* Work instruction
Without the pictures, can you quote each line below exactly?
+++ Supplied data +++
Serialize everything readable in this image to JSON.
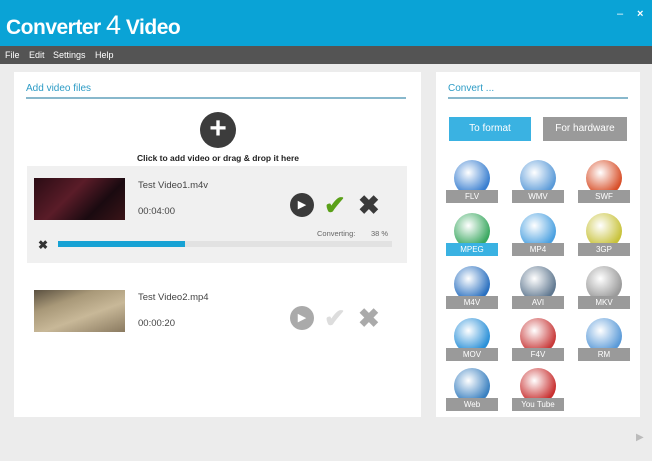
{
  "app": {
    "title_prefix": "Converter",
    "title_number": "4",
    "title_suffix": "Video",
    "minimize": "–",
    "close": "×"
  },
  "menu": [
    "File",
    "Edit",
    "Settings",
    "Help"
  ],
  "left_panel": {
    "title": "Add video files",
    "add_hint": "Click to add video or drag & drop it here",
    "add_icon": "plus-icon"
  },
  "items": [
    {
      "name": "Test Video1.m4v",
      "duration": "00:04:00",
      "status_label": "Converting:",
      "progress_text": "38 %",
      "progress": 38,
      "active": true
    },
    {
      "name": "Test Video2.mp4",
      "duration": "00:00:20",
      "active": false
    }
  ],
  "right_panel": {
    "title": "Convert ...",
    "to_format": "To format",
    "for_hardware": "For hardware",
    "formats": [
      {
        "label": "FLV",
        "color": "#3a7fd0"
      },
      {
        "label": "WMV",
        "color": "#5a9ad8"
      },
      {
        "label": "SWF",
        "color": "#d8502a"
      },
      {
        "label": "MPEG",
        "color": "#3aa860",
        "selected": true
      },
      {
        "label": "MP4",
        "color": "#4aa0e0"
      },
      {
        "label": "3GP",
        "color": "#c8c23a"
      },
      {
        "label": "M4V",
        "color": "#2a70c0"
      },
      {
        "label": "AVI",
        "color": "#607890"
      },
      {
        "label": "MKV",
        "color": "#9a9a9a"
      },
      {
        "label": "MOV",
        "color": "#2a90d8"
      },
      {
        "label": "F4V",
        "color": "#c83a3a"
      },
      {
        "label": "RM",
        "color": "#5a9ad8"
      },
      {
        "label": "Web",
        "color": "#3a80c0"
      },
      {
        "label": "You Tube",
        "color": "#c83030"
      }
    ]
  },
  "colors": {
    "accent": "#0aa3d6",
    "menubar": "#545454",
    "progress": "#17a2d4",
    "check": "#5aa018"
  }
}
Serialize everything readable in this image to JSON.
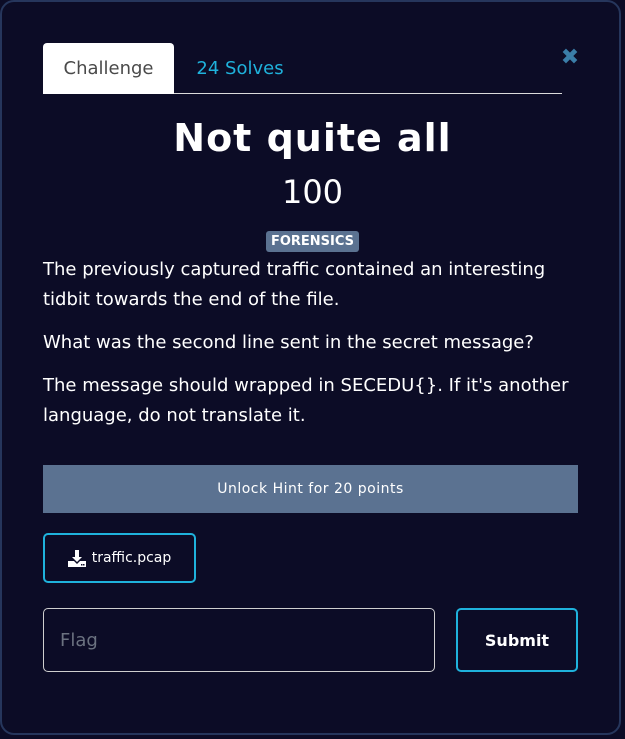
{
  "tabs": {
    "challenge_label": "Challenge",
    "solves_label": "24 Solves"
  },
  "close_icon": "close-icon",
  "challenge": {
    "title": "Not quite all",
    "points": "100",
    "category": "FORENSICS",
    "description": [
      "The previously captured traffic contained an interesting tidbit towards the end of the file.",
      "What was the second line sent in the secret message?",
      "The message should wrapped in SECEDU{}. If it's another language, do not translate it."
    ]
  },
  "hint": {
    "label": "Unlock Hint for 20 points"
  },
  "file": {
    "icon": "download-icon",
    "name": "traffic.pcap"
  },
  "flag": {
    "placeholder": "Flag",
    "value": ""
  },
  "submit": {
    "label": "Submit"
  },
  "colors": {
    "background": "#0c0c26",
    "accent": "#1fb2dc",
    "badge": "#5b7291",
    "close": "#3b7ea8"
  }
}
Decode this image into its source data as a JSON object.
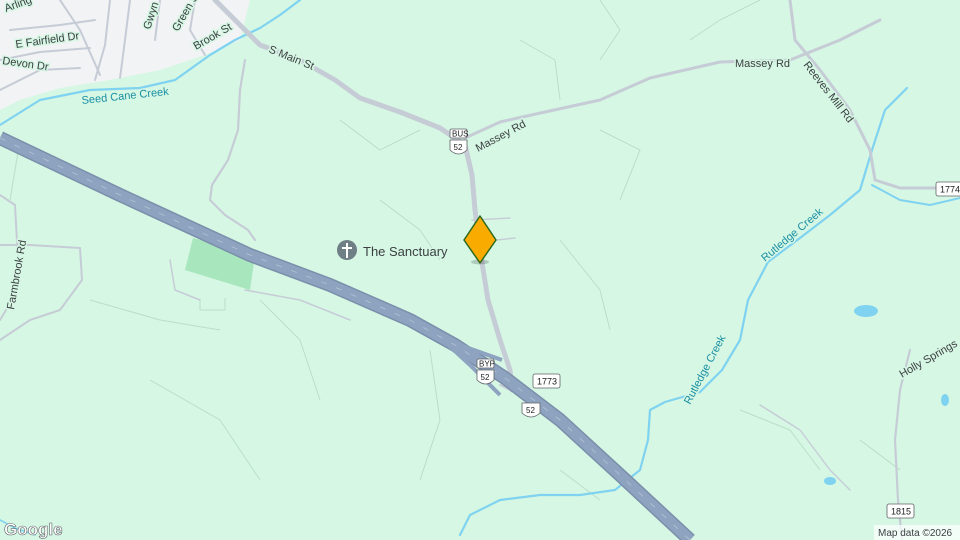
{
  "colors": {
    "land": "#d6f7e4",
    "urban": "#f1f3f4",
    "road": "#c6ccd6",
    "highway": "#8ea3c0",
    "highway_edge": "#7b8fab",
    "water": "#7fd3f0",
    "park": "#a8e6bd",
    "marker": "#f9ab00",
    "marker_border": "#2e6b1f",
    "poi_icon": "#6f7f86"
  },
  "streets": {
    "arlington": "Arling",
    "gwyn": "Gwyn",
    "green": "Green S",
    "fairfield": "E Fairfield Dr",
    "brook": "Brook St",
    "devon": "Devon Dr",
    "s_main": "S Main St",
    "massey_rd_1": "Massey Rd",
    "massey_rd_2": "Massey Rd",
    "reeves_mill": "Reeves Mill Rd",
    "farmbrook": "Farmbrook Rd",
    "holly_springs": "Holly Springs"
  },
  "waterways": {
    "seed_cane": "Seed Cane Creek",
    "rutledge_1": "Rutledge Creek",
    "rutledge_2": "Rutledge Creek"
  },
  "poi": {
    "name": "The Sanctuary",
    "icon": "church-cross-icon"
  },
  "routes": {
    "bus_prefix": "BUS",
    "bus_number": "52",
    "byp_prefix": "BYP",
    "byp_number": "52",
    "us_52": "52",
    "sr_1773": "1773",
    "sr_1774": "1774",
    "sr_1815": "1815"
  },
  "branding": {
    "logo": "Google",
    "attribution": "Map data ©2026"
  }
}
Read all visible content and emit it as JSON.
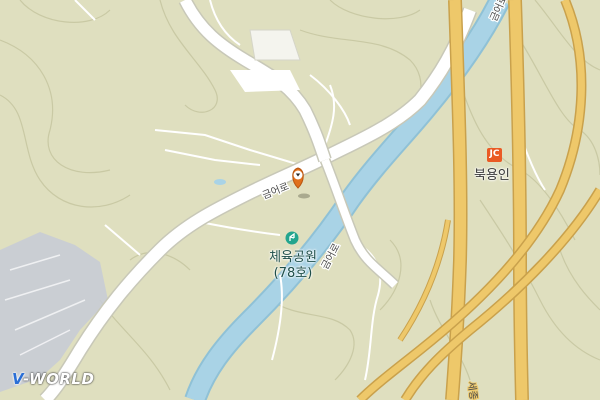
{
  "map": {
    "colors": {
      "land": "#dfdfbf",
      "contour": "#c9c9a4",
      "river": "#a9d3e6",
      "riverEdge": "#8fc1d6",
      "road": "#ffffff",
      "roadEdge": "#c8c8b8",
      "expressway": "#eec86a",
      "expresswayEdge": "#c9a14c",
      "urban": "#c7cbd6"
    },
    "labels": {
      "road_upper": "금어로",
      "road_middle": "금어로",
      "road_lower": "금어로",
      "expressway_south": "세종",
      "park_name": "체육공원",
      "park_sub": "(78호)",
      "junction_badge": "JC",
      "junction_name": "북용인"
    },
    "watermark": {
      "v": "V",
      "rest": "-WORLD"
    }
  }
}
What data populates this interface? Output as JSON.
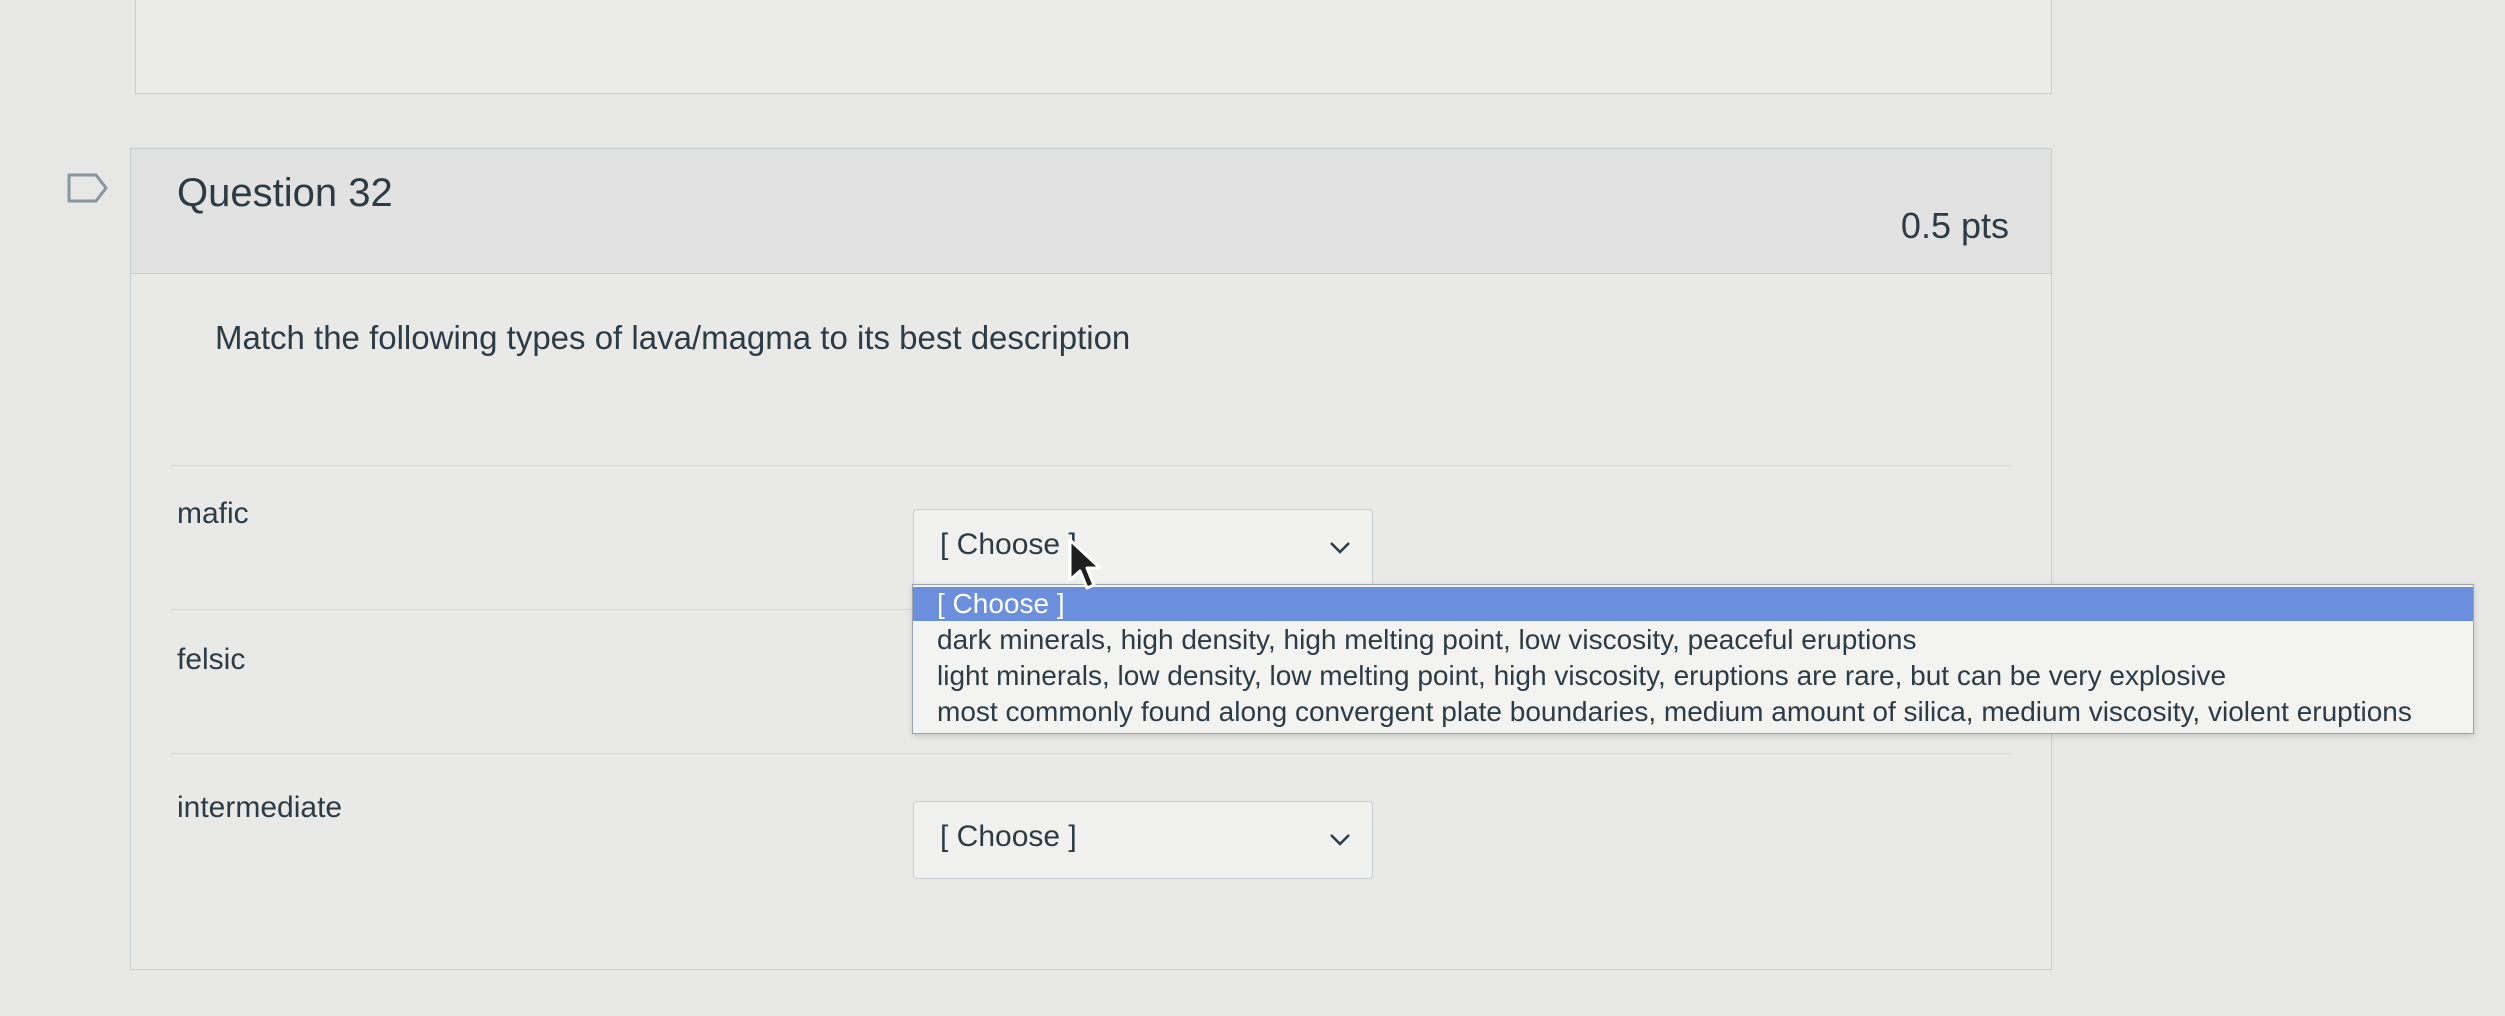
{
  "question": {
    "title": "Question 32",
    "points": "0.5 pts",
    "prompt": "Match the following types of lava/magma to its best description"
  },
  "rows": [
    {
      "label": "mafic",
      "selected": "[ Choose ]"
    },
    {
      "label": "felsic"
    },
    {
      "label": "intermediate",
      "selected": "[ Choose ]"
    }
  ],
  "dropdown": {
    "options": [
      "[ Choose ]",
      "dark minerals, high density, high melting point, low viscosity, peaceful eruptions",
      "light minerals, low density, low melting point, high viscosity, eruptions are rare, but can be very explosive",
      "most commonly found along convergent plate boundaries, medium amount of silica, medium viscosity, violent eruptions"
    ],
    "highlighted_index": 0
  },
  "colors": {
    "highlight": "#6b8fdc",
    "text": "#2d3b45",
    "border": "#c7cdd1"
  },
  "icons": [
    "bookmark-icon",
    "chevron-down-icon",
    "mouse-cursor-icon"
  ]
}
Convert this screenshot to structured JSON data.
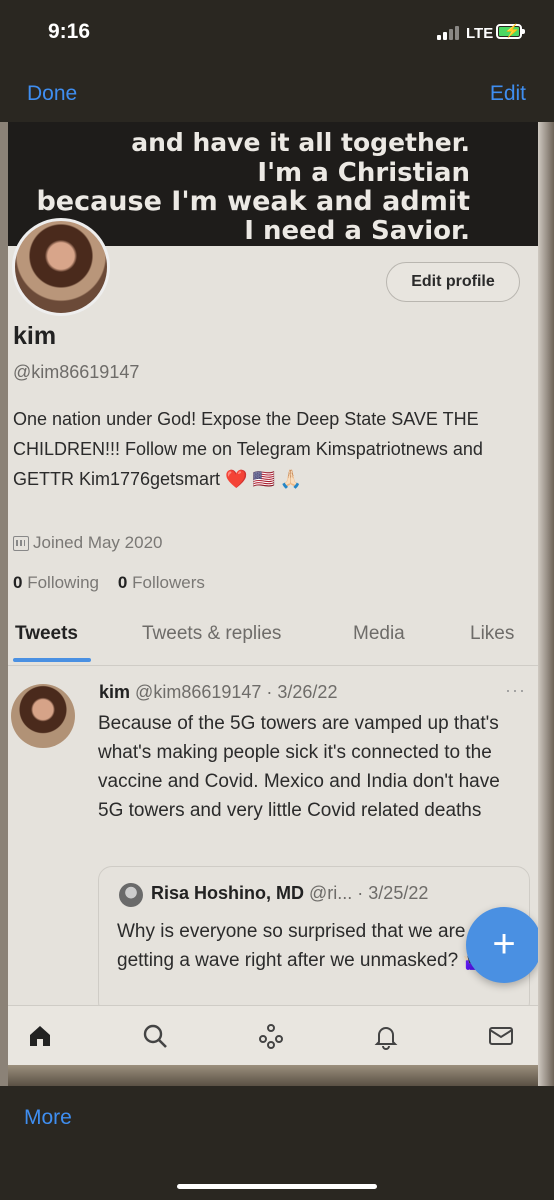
{
  "status_bar": {
    "time": "9:16",
    "network": "LTE"
  },
  "nav": {
    "done": "Done",
    "edit": "Edit"
  },
  "banner": {
    "lines": [
      "and have it all together.",
      "I'm a Christian",
      "because I'm weak and admit",
      "I need a Savior."
    ]
  },
  "profile": {
    "edit_button": "Edit profile",
    "name": "kim",
    "handle": "@kim86619147",
    "bio": "One nation under God! Expose the Deep State SAVE THE CHILDREN!!! Follow me on Telegram Kimspatriotnews and GETTR Kim1776getsmart ❤️ 🇺🇸 🙏🏻",
    "joined": "Joined May 2020",
    "following_count": "0",
    "following_label": "Following",
    "followers_count": "0",
    "followers_label": "Followers"
  },
  "tabs": [
    "Tweets",
    "Tweets & replies",
    "Media",
    "Likes"
  ],
  "tweet": {
    "name": "kim",
    "meta": "@kim86619147 · 3/26/22",
    "more": "···",
    "text": "Because of the 5G towers are vamped up that's what's making people sick it's connected to the vaccine and Covid. Mexico and India don't have 5G towers and very little Covid related deaths",
    "quote": {
      "name": "Risa Hoshino, MD",
      "meta": "@ri... · 3/25/22",
      "text": "Why is everyone so surprised that we are getting a wave right after we unmasked? 🤷🏻‍♀️"
    }
  },
  "fab": "+",
  "bottom_nav": [
    "home-icon",
    "search-icon",
    "spaces-icon",
    "notifications-icon",
    "messages-icon"
  ],
  "toolbar": {
    "more": "More"
  },
  "colors": {
    "accent": "#4a90e2",
    "ios_blue": "#3f8ef0"
  }
}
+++
* Solution to the exercise
Serialize everything readable in this image to JSON.
{
  "app": {
    "title_prefix": "Converter",
    "title_number": "4",
    "title_suffix": "Video",
    "minimize": "–",
    "close": "×"
  },
  "menu": [
    "File",
    "Edit",
    "Settings",
    "Help"
  ],
  "left_panel": {
    "title": "Add video files",
    "add_hint": "Click to add video or drag & drop it here",
    "add_icon": "plus-icon"
  },
  "items": [
    {
      "name": "Test Video1.m4v",
      "duration": "00:04:00",
      "status_label": "Converting:",
      "progress_text": "38 %",
      "progress": 38,
      "active": true
    },
    {
      "name": "Test Video2.mp4",
      "duration": "00:00:20",
      "active": false
    }
  ],
  "right_panel": {
    "title": "Convert ...",
    "to_format": "To format",
    "for_hardware": "For hardware",
    "formats": [
      {
        "label": "FLV",
        "color": "#3a7fd0"
      },
      {
        "label": "WMV",
        "color": "#5a9ad8"
      },
      {
        "label": "SWF",
        "color": "#d8502a"
      },
      {
        "label": "MPEG",
        "color": "#3aa860",
        "selected": true
      },
      {
        "label": "MP4",
        "color": "#4aa0e0"
      },
      {
        "label": "3GP",
        "color": "#c8c23a"
      },
      {
        "label": "M4V",
        "color": "#2a70c0"
      },
      {
        "label": "AVI",
        "color": "#607890"
      },
      {
        "label": "MKV",
        "color": "#9a9a9a"
      },
      {
        "label": "MOV",
        "color": "#2a90d8"
      },
      {
        "label": "F4V",
        "color": "#c83a3a"
      },
      {
        "label": "RM",
        "color": "#5a9ad8"
      },
      {
        "label": "Web",
        "color": "#3a80c0"
      },
      {
        "label": "You Tube",
        "color": "#c83030"
      }
    ]
  },
  "colors": {
    "accent": "#0aa3d6",
    "menubar": "#545454",
    "progress": "#17a2d4",
    "check": "#5aa018"
  }
}
Serialize everything readable in this image to JSON.
{
  "tabs": {
    "challenge_label": "Challenge",
    "solves_label": "24 Solves"
  },
  "close_icon": "close-icon",
  "challenge": {
    "title": "Not quite all",
    "points": "100",
    "category": "FORENSICS",
    "description": [
      "The previously captured traffic contained an interesting tidbit towards the end of the file.",
      "What was the second line sent in the secret message?",
      "The message should wrapped in SECEDU{}. If it's another language, do not translate it."
    ]
  },
  "hint": {
    "label": "Unlock Hint for 20 points"
  },
  "file": {
    "icon": "download-icon",
    "name": "traffic.pcap"
  },
  "flag": {
    "placeholder": "Flag",
    "value": ""
  },
  "submit": {
    "label": "Submit"
  },
  "colors": {
    "background": "#0c0c26",
    "accent": "#1fb2dc",
    "badge": "#5b7291",
    "close": "#3b7ea8"
  }
}
Decode this image into its source data as a JSON object.
{
  "colors": {
    "land": "#d6f7e4",
    "urban": "#f1f3f4",
    "road": "#c6ccd6",
    "highway": "#8ea3c0",
    "highway_edge": "#7b8fab",
    "water": "#7fd3f0",
    "park": "#a8e6bd",
    "marker": "#f9ab00",
    "marker_border": "#2e6b1f",
    "poi_icon": "#6f7f86"
  },
  "streets": {
    "arlington": "Arling",
    "gwyn": "Gwyn",
    "green": "Green S",
    "fairfield": "E Fairfield Dr",
    "brook": "Brook St",
    "devon": "Devon Dr",
    "s_main": "S Main St",
    "massey_rd_1": "Massey Rd",
    "massey_rd_2": "Massey Rd",
    "reeves_mill": "Reeves Mill Rd",
    "farmbrook": "Farmbrook Rd",
    "holly_springs": "Holly Springs"
  },
  "waterways": {
    "seed_cane": "Seed Cane Creek",
    "rutledge_1": "Rutledge Creek",
    "rutledge_2": "Rutledge Creek"
  },
  "poi": {
    "name": "The Sanctuary",
    "icon": "church-cross-icon"
  },
  "routes": {
    "bus_prefix": "BUS",
    "bus_number": "52",
    "byp_prefix": "BYP",
    "byp_number": "52",
    "us_52": "52",
    "sr_1773": "1773",
    "sr_1774": "1774",
    "sr_1815": "1815"
  },
  "branding": {
    "logo": "Google",
    "attribution": "Map data ©2026"
  }
}
Read all visible content and emit it as JSON.
{
  "map": {
    "colors": {
      "land": "#dfdfbf",
      "contour": "#c9c9a4",
      "river": "#a9d3e6",
      "riverEdge": "#8fc1d6",
      "road": "#ffffff",
      "roadEdge": "#c8c8b8",
      "expressway": "#eec86a",
      "expresswayEdge": "#c9a14c",
      "urban": "#c7cbd6"
    },
    "labels": {
      "road_upper": "금어로",
      "road_middle": "금어로",
      "road_lower": "금어로",
      "expressway_south": "세종",
      "park_name": "체육공원",
      "park_sub": "(78호)",
      "junction_badge": "JC",
      "junction_name": "북용인"
    },
    "watermark": {
      "v": "V",
      "rest": "-WORLD"
    }
  }
}
What data populates this interface? Output as JSON.
{
  "question": {
    "title": "Question 32",
    "points": "0.5 pts",
    "prompt": "Match the following types of lava/magma to its best description"
  },
  "rows": [
    {
      "label": "mafic",
      "selected": "[ Choose ]"
    },
    {
      "label": "felsic"
    },
    {
      "label": "intermediate",
      "selected": "[ Choose ]"
    }
  ],
  "dropdown": {
    "options": [
      "[ Choose ]",
      "dark minerals, high density, high melting point, low viscosity, peaceful eruptions",
      "light minerals, low density, low melting point, high viscosity, eruptions are rare, but can be very explosive",
      "most commonly found along convergent plate boundaries, medium amount of silica, medium viscosity, violent eruptions"
    ],
    "highlighted_index": 0
  },
  "colors": {
    "highlight": "#6b8fdc",
    "text": "#2d3b45",
    "border": "#c7cdd1"
  },
  "icons": [
    "bookmark-icon",
    "chevron-down-icon",
    "mouse-cursor-icon"
  ]
}
Convert this screenshot to structured JSON data.
{
  "status_bar": {
    "time": "9:16",
    "network": "LTE"
  },
  "nav": {
    "done": "Done",
    "edit": "Edit"
  },
  "banner": {
    "lines": [
      "and have it all together.",
      "I'm a Christian",
      "because I'm weak and admit",
      "I need a Savior."
    ]
  },
  "profile": {
    "edit_button": "Edit profile",
    "name": "kim",
    "handle": "@kim86619147",
    "bio": "One nation under God! Expose the Deep State SAVE THE CHILDREN!!! Follow me on Telegram Kimspatriotnews and GETTR Kim1776getsmart ❤️ 🇺🇸 🙏🏻",
    "joined": "Joined May 2020",
    "following_count": "0",
    "following_label": "Following",
    "followers_count": "0",
    "followers_label": "Followers"
  },
  "tabs": [
    "Tweets",
    "Tweets & replies",
    "Media",
    "Likes"
  ],
  "tweet": {
    "name": "kim",
    "meta": "@kim86619147 · 3/26/22",
    "more": "···",
    "text": "Because of the 5G towers are vamped up that's what's making people sick it's connected to the vaccine and Covid. Mexico and India don't have 5G towers and very little Covid related deaths",
    "quote": {
      "name": "Risa Hoshino, MD",
      "meta": "@ri... · 3/25/22",
      "text": "Why is everyone so surprised that we are getting a wave right after we unmasked? 🤷🏻‍♀️"
    }
  },
  "fab": "+",
  "bottom_nav": [
    "home-icon",
    "search-icon",
    "spaces-icon",
    "notifications-icon",
    "messages-icon"
  ],
  "toolbar": {
    "more": "More"
  },
  "colors": {
    "accent": "#4a90e2",
    "ios_blue": "#3f8ef0"
  }
}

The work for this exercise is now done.